Side by Side Coriander Seeds in OilAlthough it isn't very clear in the picture above, the coriander seeds have all been lightly crushed using the same method to release as much coriander goodness as possible. My method is quite primitive: place coriander seeds in sturdy, food-safe plastic bag. Close bag and place on hard surface. Whack bag with rolling pin until seeds are lightly crushed.
Top Tip: If you prefer to use a spice grinder, prepare to keep that spice grinder as your dedicated coriander seed spice grinder for the remainder of your life. You're welcome.
To heat-infuse oil, it is generally recommended to heat at a temperature of about 55º C / 131º F for around 2-3 hours.
Pictured below, a batch of coriander seeds on top of a batch with lavender buds with sous-vide stick in place and controlling the temp to perfection.
The rose quartz is a gift I have had for many years and happened to be right at hand when the bags kept floating to the top and I needed a weight to keep them under the water. The quartz has since become an indispensable tool for my heat infusions.
How Do They Compare?This is one of numerous batches I have made over the past few months with different herbs and because these things need proper attention, it may be a while before any hard-core conclusions can be made on how the methods compare, but I will give you feedback on the pictured batch.
Testing consisted of a standard nose test and application test. My husband (who is painfully honest and a great tester) proclaimed the heat-infused oil the winner in scent and could not feel any difference in application.
I could not decide on a winner in the scent comparison. The cold infused oil seemed to have a bit more strength, but every other time I sniffed the one before the other, my impression changed so it was impossible to compare.
In this batch, I found no difference in feel.
More to ComeMeantime, some of the other herbs I am testing include lavender, wild rose, rosemary, chamomile, dandelion (leaves and bossoms), plantain, and calendula. Updates to be reported as results come in.
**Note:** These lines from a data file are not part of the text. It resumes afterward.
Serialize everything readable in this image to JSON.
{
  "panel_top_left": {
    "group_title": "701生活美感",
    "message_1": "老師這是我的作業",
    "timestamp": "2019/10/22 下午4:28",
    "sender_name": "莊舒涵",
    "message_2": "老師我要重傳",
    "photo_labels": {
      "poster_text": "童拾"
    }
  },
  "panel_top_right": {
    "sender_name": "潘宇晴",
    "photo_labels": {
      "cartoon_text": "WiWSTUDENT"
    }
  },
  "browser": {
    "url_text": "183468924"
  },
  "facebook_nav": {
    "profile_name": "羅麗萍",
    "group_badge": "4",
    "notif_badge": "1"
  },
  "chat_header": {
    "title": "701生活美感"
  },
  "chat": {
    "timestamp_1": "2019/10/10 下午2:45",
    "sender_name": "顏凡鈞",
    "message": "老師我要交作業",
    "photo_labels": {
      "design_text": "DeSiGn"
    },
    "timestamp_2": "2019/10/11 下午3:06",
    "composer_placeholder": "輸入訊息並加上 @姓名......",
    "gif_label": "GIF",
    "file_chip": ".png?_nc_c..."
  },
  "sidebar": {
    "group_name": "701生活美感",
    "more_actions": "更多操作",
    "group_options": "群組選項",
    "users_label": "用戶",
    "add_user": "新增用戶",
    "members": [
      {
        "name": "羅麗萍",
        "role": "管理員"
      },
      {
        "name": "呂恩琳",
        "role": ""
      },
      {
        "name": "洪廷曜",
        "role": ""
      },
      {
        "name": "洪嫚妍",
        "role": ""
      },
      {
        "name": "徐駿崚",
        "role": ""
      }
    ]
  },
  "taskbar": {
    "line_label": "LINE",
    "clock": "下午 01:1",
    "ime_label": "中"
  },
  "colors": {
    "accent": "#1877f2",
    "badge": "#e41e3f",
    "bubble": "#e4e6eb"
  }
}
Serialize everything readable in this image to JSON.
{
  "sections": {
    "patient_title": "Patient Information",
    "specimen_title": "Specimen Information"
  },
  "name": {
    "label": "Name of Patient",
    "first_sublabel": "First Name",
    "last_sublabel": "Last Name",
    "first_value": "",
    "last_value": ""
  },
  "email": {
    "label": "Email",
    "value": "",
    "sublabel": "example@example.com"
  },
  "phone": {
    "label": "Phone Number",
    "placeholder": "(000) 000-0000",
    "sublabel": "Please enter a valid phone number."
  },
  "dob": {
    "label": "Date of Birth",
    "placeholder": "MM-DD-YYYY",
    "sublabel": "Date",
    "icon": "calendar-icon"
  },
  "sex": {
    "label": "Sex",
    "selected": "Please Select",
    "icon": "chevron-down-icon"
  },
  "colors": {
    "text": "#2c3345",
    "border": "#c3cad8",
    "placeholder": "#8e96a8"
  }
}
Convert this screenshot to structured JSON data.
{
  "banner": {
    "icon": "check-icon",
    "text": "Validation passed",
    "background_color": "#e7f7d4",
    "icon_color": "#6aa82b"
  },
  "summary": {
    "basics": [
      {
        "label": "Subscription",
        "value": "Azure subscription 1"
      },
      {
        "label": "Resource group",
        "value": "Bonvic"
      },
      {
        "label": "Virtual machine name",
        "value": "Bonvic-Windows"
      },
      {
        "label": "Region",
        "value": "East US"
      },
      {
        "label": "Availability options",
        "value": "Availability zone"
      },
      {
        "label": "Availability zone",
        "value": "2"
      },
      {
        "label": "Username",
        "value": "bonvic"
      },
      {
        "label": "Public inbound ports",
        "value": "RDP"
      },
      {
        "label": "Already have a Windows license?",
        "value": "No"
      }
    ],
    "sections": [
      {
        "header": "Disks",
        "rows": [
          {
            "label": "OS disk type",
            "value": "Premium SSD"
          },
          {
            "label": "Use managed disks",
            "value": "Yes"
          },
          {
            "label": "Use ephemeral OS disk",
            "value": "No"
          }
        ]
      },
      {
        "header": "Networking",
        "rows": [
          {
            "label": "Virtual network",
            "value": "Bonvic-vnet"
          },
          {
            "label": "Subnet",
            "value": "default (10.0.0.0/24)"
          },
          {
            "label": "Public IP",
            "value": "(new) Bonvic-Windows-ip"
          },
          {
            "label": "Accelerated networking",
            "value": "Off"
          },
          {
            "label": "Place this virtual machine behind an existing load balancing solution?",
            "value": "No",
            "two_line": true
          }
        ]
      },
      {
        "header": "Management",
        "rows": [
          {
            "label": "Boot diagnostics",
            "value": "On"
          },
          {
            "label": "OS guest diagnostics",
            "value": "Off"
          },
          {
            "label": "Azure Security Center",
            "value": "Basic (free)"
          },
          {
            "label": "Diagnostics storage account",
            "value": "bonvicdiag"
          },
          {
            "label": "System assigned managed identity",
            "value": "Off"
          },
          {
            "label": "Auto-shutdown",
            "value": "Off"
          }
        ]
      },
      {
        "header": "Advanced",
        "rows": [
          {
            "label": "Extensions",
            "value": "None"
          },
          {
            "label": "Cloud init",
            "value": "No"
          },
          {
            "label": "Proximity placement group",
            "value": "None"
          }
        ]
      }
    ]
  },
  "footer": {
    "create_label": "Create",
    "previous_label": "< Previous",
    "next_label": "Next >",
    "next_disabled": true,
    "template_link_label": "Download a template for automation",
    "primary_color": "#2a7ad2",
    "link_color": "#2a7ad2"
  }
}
If you want to get started making plant extracts, there's a bundle offer in the shop right now.